8th Annual UWSA Shopping Weekend to Erie Pennsylvania, Friday, November 9 to Sunday, November 11. Details.
Annual Hong Kong Alumni Networking Dinner, Saturday, November 10, 6:00 p.m. Details.
My World Abroad (Formerly The Big Guide to Working and Living Overseas), Monday, November 12, 11:00 a.m., LIB 329. Details.
International Education Week, November 12 to 16.
GIS Day 2012, Wednesday, November 14, 12:00 p.m., EV1 221. Details.
2012 Stanley Knowles Lecture featuring The Honourable Lloyd Axworthy, "Indigenous Peoples and the Search for Human Security," Thursday, November 15, 7:30 p.m., Hagey Hall of the Humanities. Details.
Town Hall Meeting, Tuesday, November 20, 3:00 p.m., Humanities Theatre.
Department of English Language and Literature lecture featuring Jacob Zimmer, Small Wooden Shoe Theatre Company, "Locality, Laughter, Theatre," Thursday, November 22, 6:00 p.m. HH 180. Co-sponsored by the Department of Drama.
2012 Hagey Lecture featuring Dr. Paul Collier, University of Oxford, "Will Africa's resource scramble lead to development or disaster?" Thursday, November 22, 8:00 p.m. Humanities Theatre, Hagey Hall.

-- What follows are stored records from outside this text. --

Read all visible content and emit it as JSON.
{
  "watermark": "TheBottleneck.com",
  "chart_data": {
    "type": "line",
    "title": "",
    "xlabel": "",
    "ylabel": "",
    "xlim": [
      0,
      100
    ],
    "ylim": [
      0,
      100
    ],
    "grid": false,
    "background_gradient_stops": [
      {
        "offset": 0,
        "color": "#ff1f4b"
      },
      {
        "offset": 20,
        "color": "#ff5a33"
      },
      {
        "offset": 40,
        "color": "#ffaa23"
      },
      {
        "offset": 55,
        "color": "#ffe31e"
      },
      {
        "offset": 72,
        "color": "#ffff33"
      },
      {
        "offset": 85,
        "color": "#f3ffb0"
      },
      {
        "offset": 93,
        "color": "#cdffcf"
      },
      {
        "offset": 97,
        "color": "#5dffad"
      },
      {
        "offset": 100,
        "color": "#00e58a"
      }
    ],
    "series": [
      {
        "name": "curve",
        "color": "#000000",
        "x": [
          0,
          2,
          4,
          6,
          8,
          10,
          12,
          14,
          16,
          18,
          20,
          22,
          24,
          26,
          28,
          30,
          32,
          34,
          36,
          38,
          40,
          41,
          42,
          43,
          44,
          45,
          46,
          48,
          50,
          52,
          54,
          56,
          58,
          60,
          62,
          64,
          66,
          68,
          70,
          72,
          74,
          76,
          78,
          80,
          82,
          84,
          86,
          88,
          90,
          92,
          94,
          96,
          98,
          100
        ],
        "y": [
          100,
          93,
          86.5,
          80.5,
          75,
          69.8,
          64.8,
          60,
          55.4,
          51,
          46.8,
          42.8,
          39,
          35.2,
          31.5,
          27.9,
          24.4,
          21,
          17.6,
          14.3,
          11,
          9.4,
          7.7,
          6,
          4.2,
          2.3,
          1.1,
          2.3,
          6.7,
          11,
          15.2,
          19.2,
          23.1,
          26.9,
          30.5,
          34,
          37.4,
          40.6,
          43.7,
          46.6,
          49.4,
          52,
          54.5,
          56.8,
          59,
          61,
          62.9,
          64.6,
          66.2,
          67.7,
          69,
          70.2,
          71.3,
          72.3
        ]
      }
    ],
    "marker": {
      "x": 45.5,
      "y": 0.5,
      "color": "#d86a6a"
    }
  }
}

A free public lecture.
Student Colloquium: a discussion of governance and development, Friday, November 23, 10:00 a.m., HH 373.
On this week's list from the human resources department, viewable through myHRinfo:
• Manager, Office of Academic Integrity & Executive Assistant – Associate Provost, Resources, USG 9 • Communications and Graduate Recruitment Officer – Dean of Arts, USG 8
• Customer Service Assistant – Registrar’s Office, USG 5
• Storekeeper – Plant Operations, USG 6
• Head Football Coach – Athletics & Recreational Services, USG 11/12
• Safety Officer – Safety Office, USG 8/9
• Communication Operator – Police Services, USG 5
• Administrative Assistant – Institutional Analysis & Planning, USG 5
• System and Software Specialist – Chemistry, USG 9/10
• Operations – Interview Service Representative – Employer Debrief – Co-op Education & Career Services, USG 4
• Operations – Interview Service Representative – Paging - Co-op Education & Career Services, USG 4
Internal Secondment Opportunities:
• Undergraduate Co-ordinator & Advisor – Economics, USG 6
• Development Officer – Faculty of Applied Health Sciences, USG 9-11
• Graduate Admissions Specialist – Graduate Studies Office, USG 6/7